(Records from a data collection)
● ● ● ● ●

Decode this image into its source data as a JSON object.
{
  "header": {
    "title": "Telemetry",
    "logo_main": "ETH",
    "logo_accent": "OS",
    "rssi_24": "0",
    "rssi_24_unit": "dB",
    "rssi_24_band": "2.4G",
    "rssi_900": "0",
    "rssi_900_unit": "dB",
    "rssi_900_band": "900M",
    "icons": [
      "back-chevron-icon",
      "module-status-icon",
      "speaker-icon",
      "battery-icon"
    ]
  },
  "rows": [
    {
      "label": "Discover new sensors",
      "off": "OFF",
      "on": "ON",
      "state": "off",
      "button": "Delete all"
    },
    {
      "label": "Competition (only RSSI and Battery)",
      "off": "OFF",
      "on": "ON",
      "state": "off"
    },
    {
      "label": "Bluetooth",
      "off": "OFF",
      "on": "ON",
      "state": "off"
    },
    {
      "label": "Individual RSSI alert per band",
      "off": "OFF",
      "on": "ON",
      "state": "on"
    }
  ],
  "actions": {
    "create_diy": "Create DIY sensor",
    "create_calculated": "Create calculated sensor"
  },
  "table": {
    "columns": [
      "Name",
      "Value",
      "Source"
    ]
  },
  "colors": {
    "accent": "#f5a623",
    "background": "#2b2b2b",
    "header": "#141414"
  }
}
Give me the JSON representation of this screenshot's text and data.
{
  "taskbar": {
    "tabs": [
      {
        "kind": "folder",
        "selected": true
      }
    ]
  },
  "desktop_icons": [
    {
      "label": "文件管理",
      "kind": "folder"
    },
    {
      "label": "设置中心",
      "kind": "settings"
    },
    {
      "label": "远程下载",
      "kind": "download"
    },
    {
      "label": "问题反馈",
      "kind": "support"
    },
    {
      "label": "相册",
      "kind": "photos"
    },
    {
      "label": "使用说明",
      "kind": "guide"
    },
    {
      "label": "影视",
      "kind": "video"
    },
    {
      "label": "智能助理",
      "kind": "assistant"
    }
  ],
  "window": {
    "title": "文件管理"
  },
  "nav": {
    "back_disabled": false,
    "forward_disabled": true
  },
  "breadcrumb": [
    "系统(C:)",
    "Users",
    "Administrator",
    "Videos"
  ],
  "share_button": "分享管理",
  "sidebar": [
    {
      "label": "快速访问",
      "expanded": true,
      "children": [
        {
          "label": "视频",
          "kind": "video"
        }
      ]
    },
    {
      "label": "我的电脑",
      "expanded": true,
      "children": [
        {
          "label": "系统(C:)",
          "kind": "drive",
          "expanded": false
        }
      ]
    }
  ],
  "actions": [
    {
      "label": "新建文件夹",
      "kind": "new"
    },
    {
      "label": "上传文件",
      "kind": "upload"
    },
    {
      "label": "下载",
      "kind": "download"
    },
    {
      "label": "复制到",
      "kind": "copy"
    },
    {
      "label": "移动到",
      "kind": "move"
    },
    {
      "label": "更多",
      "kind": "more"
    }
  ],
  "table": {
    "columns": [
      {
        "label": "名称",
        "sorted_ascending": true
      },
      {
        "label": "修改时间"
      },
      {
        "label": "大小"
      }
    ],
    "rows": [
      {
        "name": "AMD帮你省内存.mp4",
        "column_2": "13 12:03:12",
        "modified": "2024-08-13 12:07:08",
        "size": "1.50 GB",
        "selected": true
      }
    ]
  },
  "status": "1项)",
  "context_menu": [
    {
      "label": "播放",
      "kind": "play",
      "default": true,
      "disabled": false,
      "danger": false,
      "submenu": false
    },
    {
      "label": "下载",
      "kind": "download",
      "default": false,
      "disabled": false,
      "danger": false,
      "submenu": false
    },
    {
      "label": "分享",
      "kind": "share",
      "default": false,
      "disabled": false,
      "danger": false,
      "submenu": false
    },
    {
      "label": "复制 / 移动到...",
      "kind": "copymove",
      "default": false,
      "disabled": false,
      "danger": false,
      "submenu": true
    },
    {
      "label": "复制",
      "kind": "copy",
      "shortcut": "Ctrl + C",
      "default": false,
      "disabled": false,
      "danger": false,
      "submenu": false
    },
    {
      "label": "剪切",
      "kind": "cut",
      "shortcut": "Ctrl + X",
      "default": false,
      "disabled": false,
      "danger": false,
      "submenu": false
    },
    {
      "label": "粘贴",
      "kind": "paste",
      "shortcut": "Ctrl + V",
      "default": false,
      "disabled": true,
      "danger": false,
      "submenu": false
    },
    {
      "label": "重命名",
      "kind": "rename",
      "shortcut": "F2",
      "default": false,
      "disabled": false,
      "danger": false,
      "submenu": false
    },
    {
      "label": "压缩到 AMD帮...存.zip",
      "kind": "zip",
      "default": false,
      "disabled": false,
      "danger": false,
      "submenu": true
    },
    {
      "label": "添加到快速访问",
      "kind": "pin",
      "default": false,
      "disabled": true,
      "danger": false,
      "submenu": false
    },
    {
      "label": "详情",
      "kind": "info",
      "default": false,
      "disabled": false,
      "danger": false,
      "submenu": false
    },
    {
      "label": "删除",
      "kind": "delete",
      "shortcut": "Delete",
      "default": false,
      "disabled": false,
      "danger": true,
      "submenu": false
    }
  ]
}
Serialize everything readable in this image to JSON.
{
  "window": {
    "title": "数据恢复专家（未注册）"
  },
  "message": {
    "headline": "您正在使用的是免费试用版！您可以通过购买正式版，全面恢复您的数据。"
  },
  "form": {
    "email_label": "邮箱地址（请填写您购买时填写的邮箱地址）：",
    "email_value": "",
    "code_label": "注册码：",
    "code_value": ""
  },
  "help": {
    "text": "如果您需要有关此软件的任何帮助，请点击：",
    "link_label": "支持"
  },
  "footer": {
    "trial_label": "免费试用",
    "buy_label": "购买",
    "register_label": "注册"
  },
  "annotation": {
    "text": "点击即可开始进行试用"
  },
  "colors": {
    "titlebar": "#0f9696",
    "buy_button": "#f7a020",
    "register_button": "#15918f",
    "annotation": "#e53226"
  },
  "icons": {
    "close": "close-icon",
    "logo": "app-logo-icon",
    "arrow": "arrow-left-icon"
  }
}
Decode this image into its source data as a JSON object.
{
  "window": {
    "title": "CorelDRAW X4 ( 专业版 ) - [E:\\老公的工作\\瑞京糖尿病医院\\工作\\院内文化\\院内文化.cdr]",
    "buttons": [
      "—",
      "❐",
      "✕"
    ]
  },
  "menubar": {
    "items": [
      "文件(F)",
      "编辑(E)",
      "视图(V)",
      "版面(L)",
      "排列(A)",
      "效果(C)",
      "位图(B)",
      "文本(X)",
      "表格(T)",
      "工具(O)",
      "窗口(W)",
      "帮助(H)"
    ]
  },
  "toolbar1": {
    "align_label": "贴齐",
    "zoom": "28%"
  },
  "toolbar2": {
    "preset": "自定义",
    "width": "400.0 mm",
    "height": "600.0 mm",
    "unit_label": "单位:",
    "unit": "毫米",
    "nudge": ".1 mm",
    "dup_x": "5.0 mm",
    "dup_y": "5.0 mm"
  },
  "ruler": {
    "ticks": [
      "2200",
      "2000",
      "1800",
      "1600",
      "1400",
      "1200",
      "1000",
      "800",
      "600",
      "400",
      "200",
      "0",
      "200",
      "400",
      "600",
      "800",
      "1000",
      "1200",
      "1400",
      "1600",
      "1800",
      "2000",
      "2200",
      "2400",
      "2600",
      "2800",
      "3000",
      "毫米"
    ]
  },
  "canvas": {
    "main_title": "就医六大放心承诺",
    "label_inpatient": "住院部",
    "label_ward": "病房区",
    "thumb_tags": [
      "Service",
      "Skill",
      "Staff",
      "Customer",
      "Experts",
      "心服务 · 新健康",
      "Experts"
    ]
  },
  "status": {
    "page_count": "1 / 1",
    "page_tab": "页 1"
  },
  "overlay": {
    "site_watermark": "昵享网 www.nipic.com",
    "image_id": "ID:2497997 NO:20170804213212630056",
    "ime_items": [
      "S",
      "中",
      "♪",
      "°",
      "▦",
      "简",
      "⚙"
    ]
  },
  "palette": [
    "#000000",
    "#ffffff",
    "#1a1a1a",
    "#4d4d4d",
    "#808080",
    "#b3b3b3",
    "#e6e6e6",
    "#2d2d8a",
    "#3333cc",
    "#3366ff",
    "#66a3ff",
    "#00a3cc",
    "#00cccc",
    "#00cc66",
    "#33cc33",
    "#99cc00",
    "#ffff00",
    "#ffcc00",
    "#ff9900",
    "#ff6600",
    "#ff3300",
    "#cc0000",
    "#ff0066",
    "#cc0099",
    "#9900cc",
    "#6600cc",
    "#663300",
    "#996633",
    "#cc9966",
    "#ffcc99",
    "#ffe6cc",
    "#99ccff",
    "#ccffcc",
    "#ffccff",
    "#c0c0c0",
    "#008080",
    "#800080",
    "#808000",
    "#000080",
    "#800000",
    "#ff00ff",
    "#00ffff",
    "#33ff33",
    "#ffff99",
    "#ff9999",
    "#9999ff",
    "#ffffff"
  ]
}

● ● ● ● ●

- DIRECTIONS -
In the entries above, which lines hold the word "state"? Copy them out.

- WRITTEN RESPONSE -
      "state": "off",
      "state": "off"
      "state": "off"
      "state": "on"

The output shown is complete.